Task details: In the data that follows, count the lines where "Giày" appears, and write only the number.

Record set:
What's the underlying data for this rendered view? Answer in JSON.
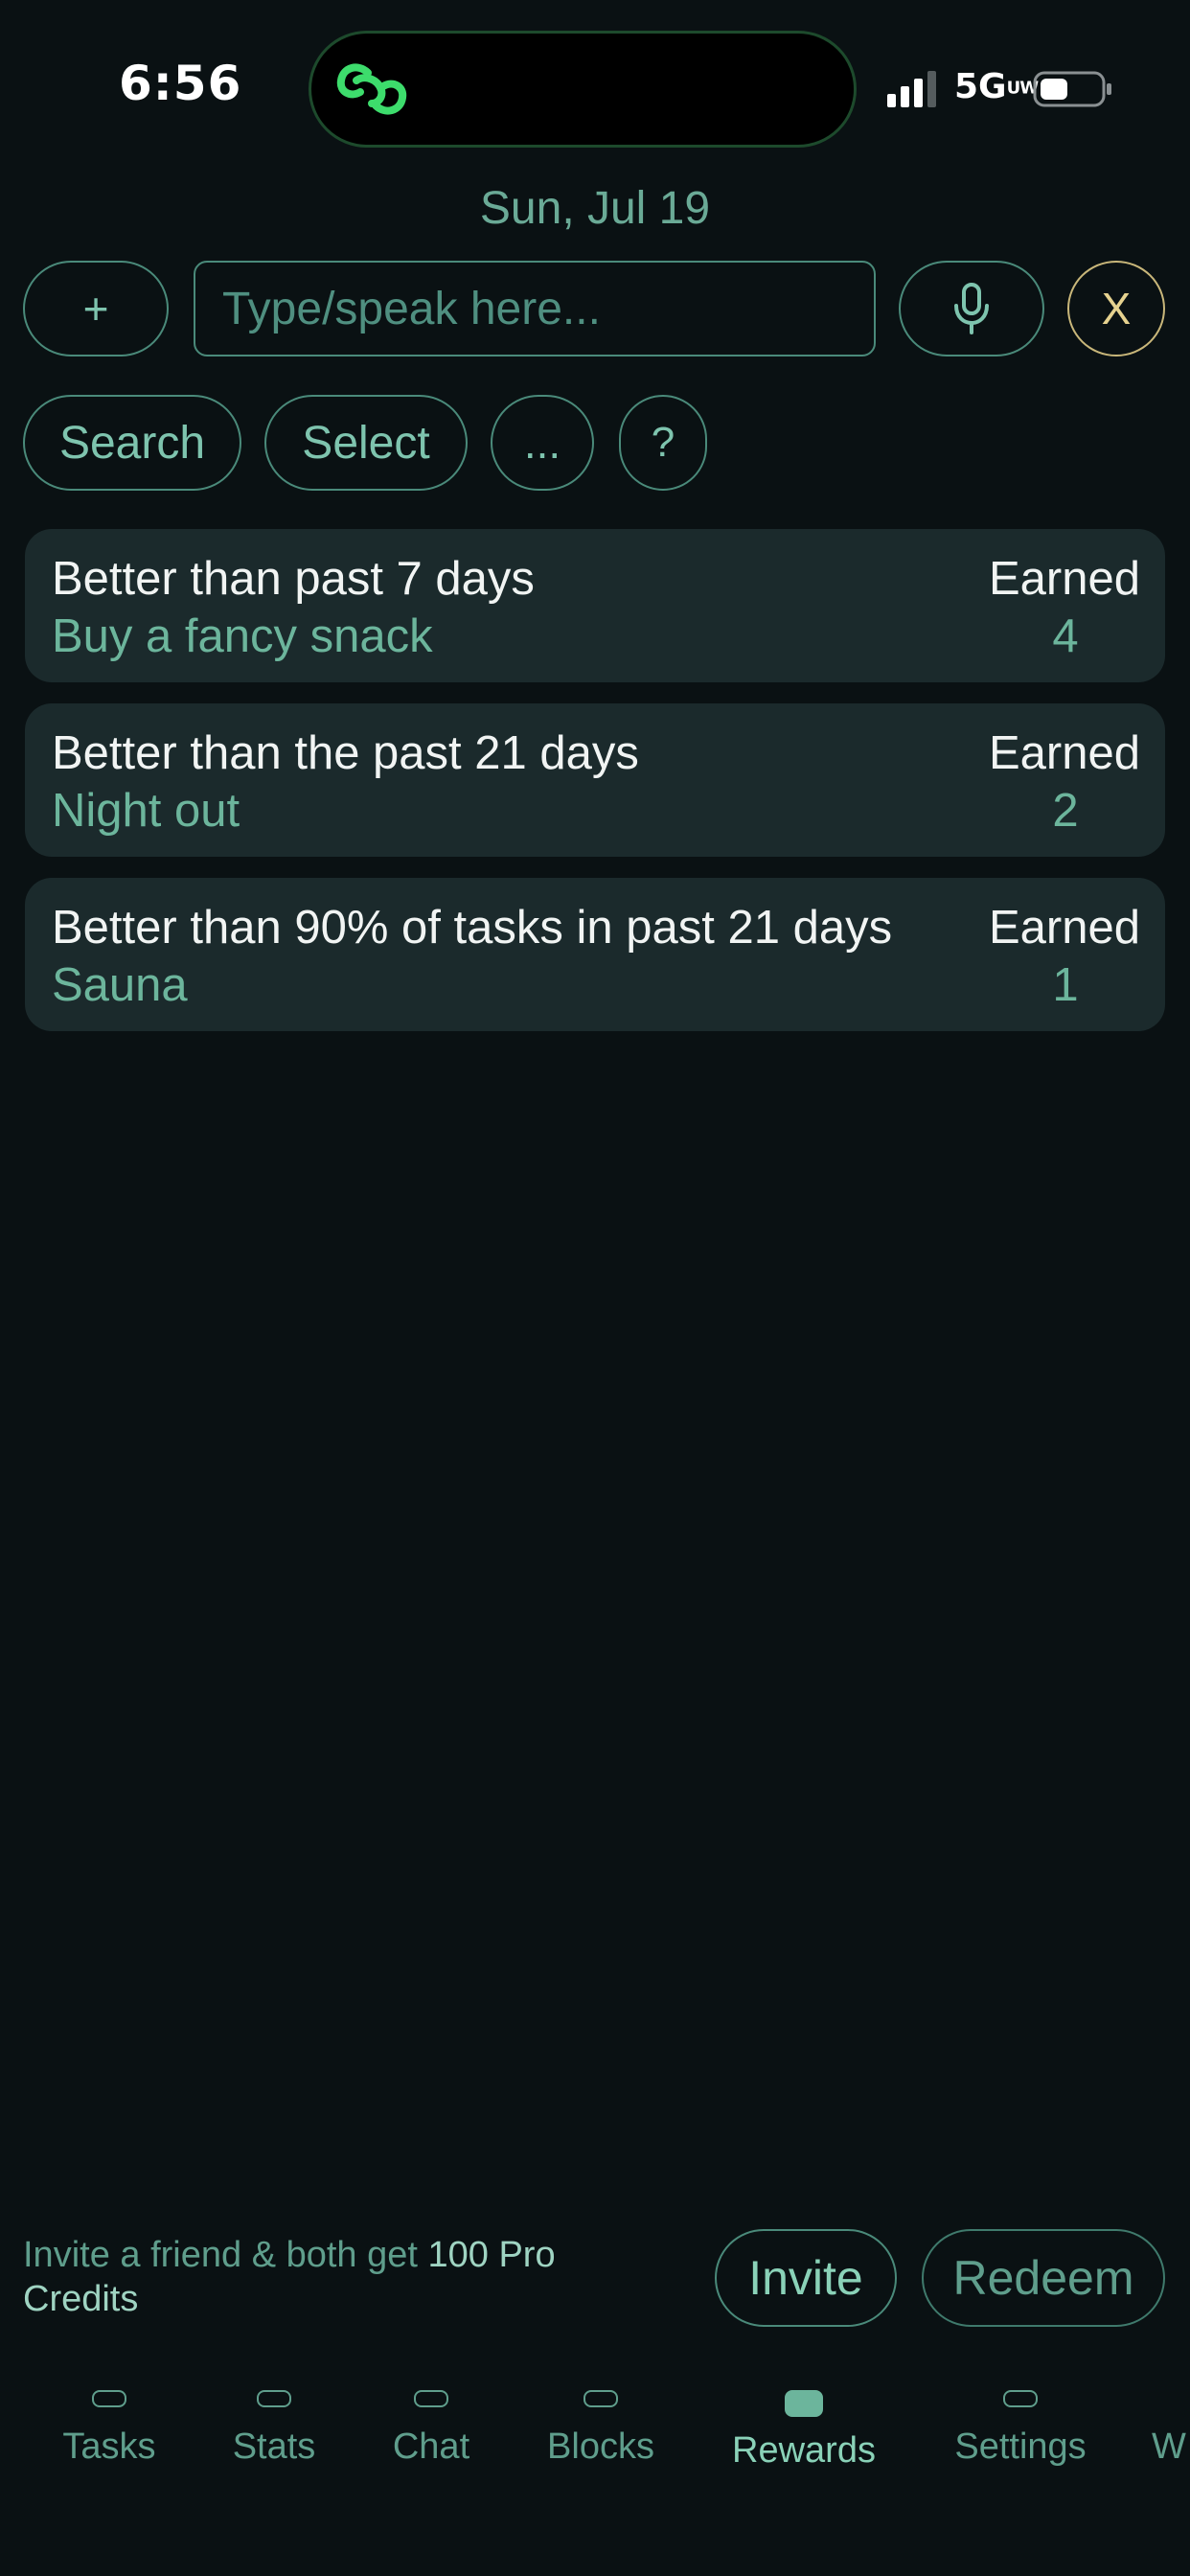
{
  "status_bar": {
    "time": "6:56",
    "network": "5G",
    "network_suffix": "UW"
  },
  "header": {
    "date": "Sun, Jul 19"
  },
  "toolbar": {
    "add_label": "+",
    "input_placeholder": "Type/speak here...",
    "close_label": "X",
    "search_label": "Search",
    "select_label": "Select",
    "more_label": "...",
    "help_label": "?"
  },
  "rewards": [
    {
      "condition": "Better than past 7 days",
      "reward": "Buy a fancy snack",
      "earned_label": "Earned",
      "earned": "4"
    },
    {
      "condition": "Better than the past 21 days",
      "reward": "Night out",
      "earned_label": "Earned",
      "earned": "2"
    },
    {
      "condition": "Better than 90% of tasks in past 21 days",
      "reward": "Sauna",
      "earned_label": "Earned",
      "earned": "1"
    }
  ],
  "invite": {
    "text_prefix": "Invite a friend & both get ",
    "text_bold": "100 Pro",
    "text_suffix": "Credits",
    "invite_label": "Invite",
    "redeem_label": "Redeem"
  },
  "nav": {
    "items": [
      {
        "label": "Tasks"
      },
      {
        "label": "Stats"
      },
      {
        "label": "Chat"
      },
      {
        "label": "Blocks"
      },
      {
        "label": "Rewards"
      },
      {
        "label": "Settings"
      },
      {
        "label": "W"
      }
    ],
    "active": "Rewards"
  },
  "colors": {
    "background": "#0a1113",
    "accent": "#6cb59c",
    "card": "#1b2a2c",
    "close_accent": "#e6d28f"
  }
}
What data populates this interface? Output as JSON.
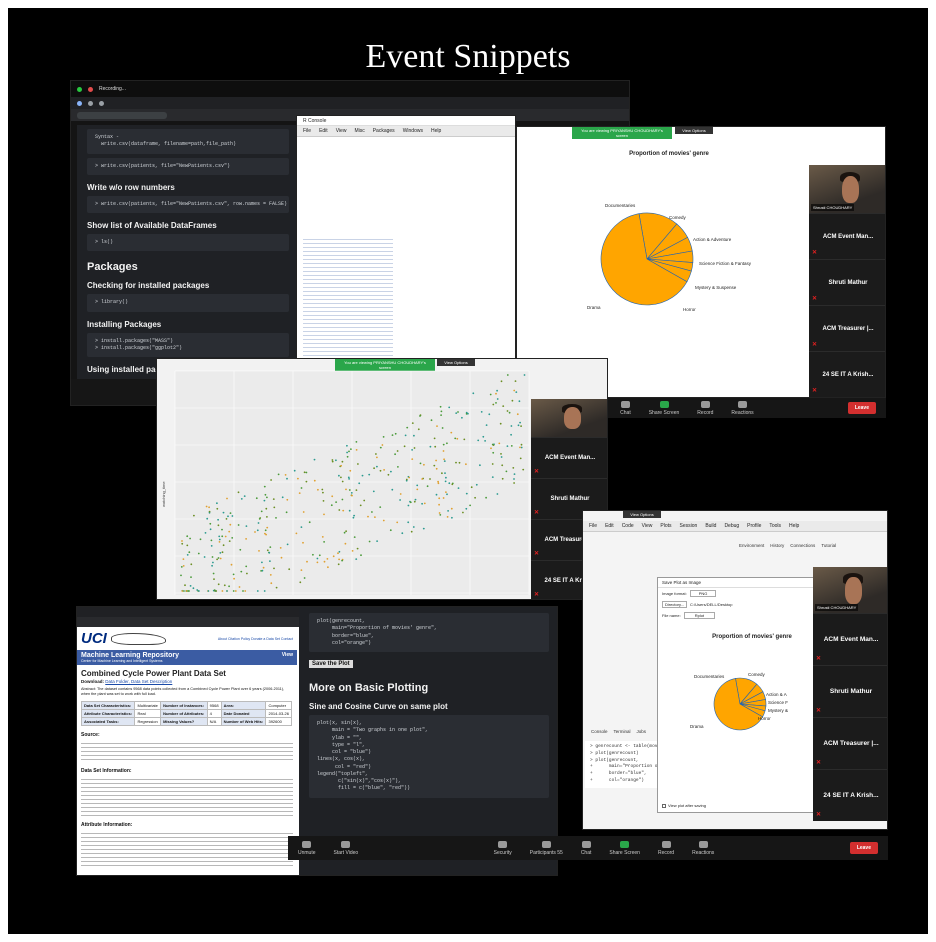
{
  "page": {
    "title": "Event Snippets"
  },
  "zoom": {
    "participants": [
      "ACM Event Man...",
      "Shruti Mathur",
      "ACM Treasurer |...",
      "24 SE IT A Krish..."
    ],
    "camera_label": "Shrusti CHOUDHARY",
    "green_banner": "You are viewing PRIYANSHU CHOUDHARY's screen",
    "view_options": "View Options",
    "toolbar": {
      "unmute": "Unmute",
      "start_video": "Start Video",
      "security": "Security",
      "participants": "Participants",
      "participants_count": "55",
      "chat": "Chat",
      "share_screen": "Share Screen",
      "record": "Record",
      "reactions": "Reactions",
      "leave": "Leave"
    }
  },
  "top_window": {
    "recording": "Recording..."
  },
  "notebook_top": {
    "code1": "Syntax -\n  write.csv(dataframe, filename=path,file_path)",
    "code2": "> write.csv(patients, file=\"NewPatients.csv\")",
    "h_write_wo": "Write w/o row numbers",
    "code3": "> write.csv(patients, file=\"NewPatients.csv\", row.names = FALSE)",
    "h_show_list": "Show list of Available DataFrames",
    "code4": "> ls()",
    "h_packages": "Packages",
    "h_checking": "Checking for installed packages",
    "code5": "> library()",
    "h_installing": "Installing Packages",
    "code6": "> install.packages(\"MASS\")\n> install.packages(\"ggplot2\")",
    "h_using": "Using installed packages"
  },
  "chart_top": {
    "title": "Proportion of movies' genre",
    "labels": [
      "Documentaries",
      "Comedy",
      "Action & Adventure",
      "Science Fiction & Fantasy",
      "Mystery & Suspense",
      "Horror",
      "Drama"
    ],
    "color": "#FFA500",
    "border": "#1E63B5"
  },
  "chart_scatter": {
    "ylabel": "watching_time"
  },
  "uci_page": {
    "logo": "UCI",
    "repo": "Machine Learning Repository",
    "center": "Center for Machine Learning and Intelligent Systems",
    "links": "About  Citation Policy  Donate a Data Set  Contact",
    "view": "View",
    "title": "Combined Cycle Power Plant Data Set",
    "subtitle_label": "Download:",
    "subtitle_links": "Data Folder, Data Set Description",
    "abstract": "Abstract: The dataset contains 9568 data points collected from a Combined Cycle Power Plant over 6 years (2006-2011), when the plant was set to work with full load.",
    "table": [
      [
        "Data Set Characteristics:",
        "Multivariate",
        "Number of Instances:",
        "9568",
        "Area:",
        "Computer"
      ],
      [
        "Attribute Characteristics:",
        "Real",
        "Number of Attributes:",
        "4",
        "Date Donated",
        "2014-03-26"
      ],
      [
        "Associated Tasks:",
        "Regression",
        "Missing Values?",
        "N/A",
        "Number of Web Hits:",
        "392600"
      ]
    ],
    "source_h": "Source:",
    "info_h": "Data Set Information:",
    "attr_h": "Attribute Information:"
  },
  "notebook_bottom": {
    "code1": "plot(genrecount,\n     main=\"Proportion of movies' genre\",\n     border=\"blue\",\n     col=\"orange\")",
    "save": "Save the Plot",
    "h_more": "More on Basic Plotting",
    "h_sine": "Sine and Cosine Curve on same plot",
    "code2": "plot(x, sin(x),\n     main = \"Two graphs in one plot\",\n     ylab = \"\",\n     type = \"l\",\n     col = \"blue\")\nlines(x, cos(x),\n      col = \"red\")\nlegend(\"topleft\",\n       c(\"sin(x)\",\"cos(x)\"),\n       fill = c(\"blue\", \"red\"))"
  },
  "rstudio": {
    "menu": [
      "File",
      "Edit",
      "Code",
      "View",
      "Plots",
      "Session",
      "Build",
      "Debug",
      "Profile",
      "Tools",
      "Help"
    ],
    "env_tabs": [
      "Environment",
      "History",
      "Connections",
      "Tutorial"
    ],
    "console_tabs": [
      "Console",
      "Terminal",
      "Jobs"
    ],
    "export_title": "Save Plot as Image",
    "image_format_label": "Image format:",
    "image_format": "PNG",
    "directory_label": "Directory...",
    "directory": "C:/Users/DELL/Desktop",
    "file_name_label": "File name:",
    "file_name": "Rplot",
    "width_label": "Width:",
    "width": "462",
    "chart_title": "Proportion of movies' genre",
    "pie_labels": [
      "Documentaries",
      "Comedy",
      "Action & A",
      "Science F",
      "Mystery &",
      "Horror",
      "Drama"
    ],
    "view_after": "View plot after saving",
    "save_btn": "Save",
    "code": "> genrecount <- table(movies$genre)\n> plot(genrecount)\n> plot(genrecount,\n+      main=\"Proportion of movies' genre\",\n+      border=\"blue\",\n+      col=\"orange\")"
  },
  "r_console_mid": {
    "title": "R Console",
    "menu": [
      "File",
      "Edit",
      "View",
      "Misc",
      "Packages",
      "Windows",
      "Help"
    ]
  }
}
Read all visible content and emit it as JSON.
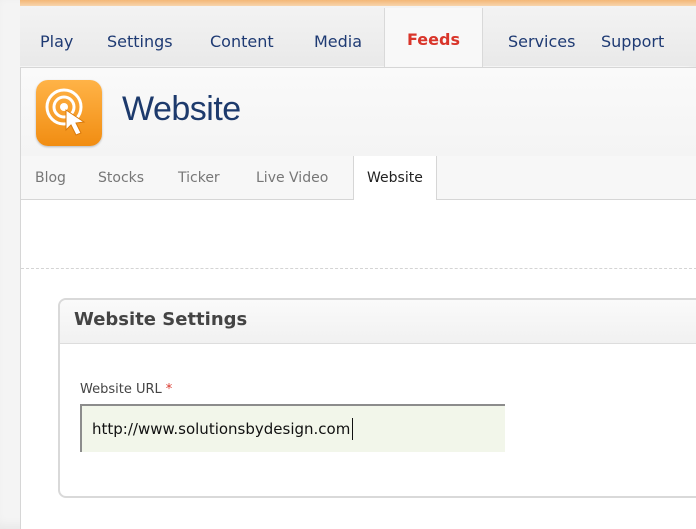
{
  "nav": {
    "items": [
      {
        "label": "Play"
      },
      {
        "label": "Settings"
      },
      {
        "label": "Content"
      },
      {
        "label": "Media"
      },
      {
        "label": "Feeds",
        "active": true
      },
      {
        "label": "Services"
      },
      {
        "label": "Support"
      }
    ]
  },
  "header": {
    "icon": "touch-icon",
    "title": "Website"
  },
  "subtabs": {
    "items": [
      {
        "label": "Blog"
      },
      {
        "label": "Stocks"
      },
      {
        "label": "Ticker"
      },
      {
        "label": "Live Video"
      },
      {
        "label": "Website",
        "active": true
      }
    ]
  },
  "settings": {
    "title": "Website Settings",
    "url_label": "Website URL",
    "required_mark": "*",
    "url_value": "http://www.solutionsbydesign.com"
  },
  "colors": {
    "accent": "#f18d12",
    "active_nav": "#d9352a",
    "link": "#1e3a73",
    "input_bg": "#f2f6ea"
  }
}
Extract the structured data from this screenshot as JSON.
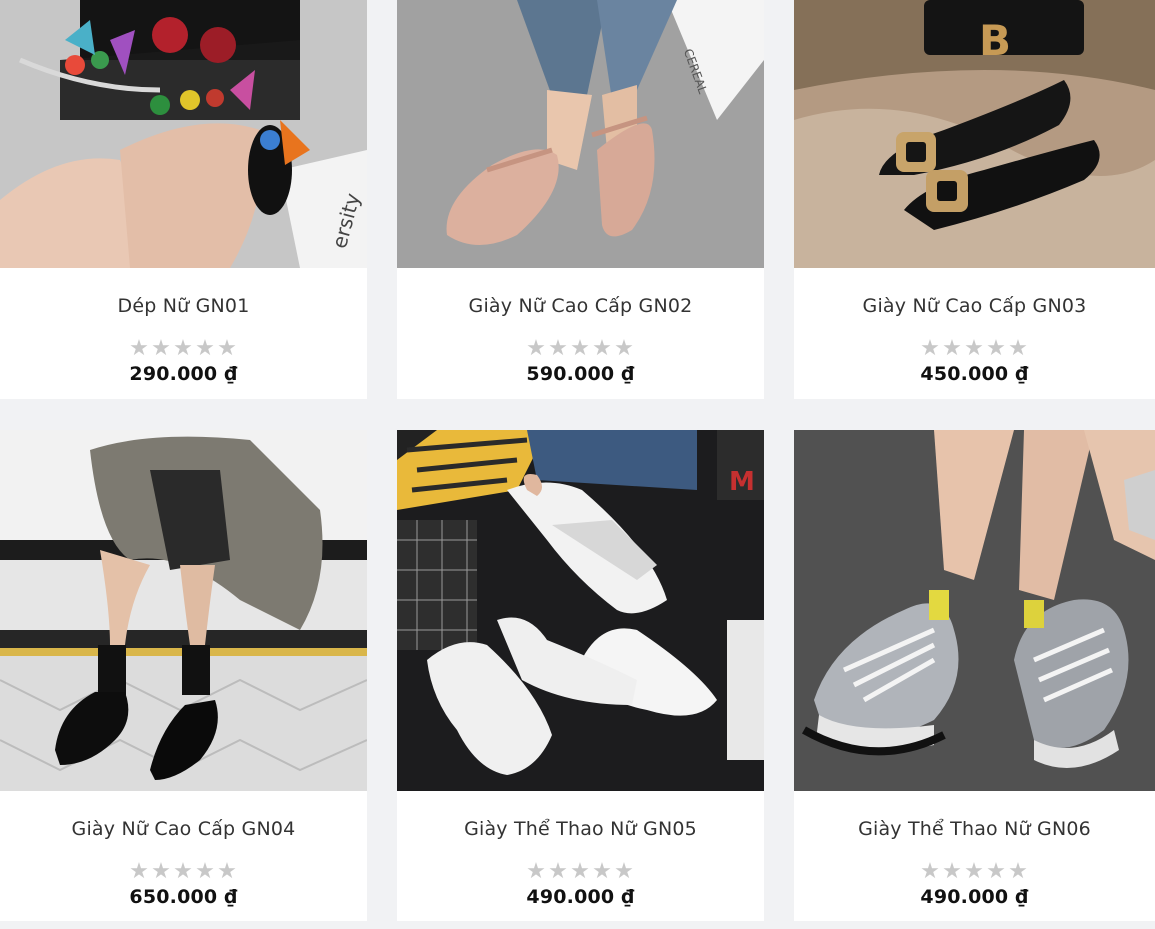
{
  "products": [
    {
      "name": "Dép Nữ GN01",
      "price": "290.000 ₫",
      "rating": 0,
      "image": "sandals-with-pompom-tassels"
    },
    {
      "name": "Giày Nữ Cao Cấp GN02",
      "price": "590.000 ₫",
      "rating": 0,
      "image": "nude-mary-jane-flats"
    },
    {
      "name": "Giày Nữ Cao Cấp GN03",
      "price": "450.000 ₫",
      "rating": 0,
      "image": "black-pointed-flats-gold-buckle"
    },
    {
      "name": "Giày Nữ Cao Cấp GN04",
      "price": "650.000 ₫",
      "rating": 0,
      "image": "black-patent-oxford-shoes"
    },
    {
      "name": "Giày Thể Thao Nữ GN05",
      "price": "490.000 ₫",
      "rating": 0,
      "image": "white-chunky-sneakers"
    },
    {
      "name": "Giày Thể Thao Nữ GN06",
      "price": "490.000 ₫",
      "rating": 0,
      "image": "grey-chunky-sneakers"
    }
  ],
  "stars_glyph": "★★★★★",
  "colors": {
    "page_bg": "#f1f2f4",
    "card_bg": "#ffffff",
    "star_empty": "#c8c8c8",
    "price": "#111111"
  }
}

Response area: 5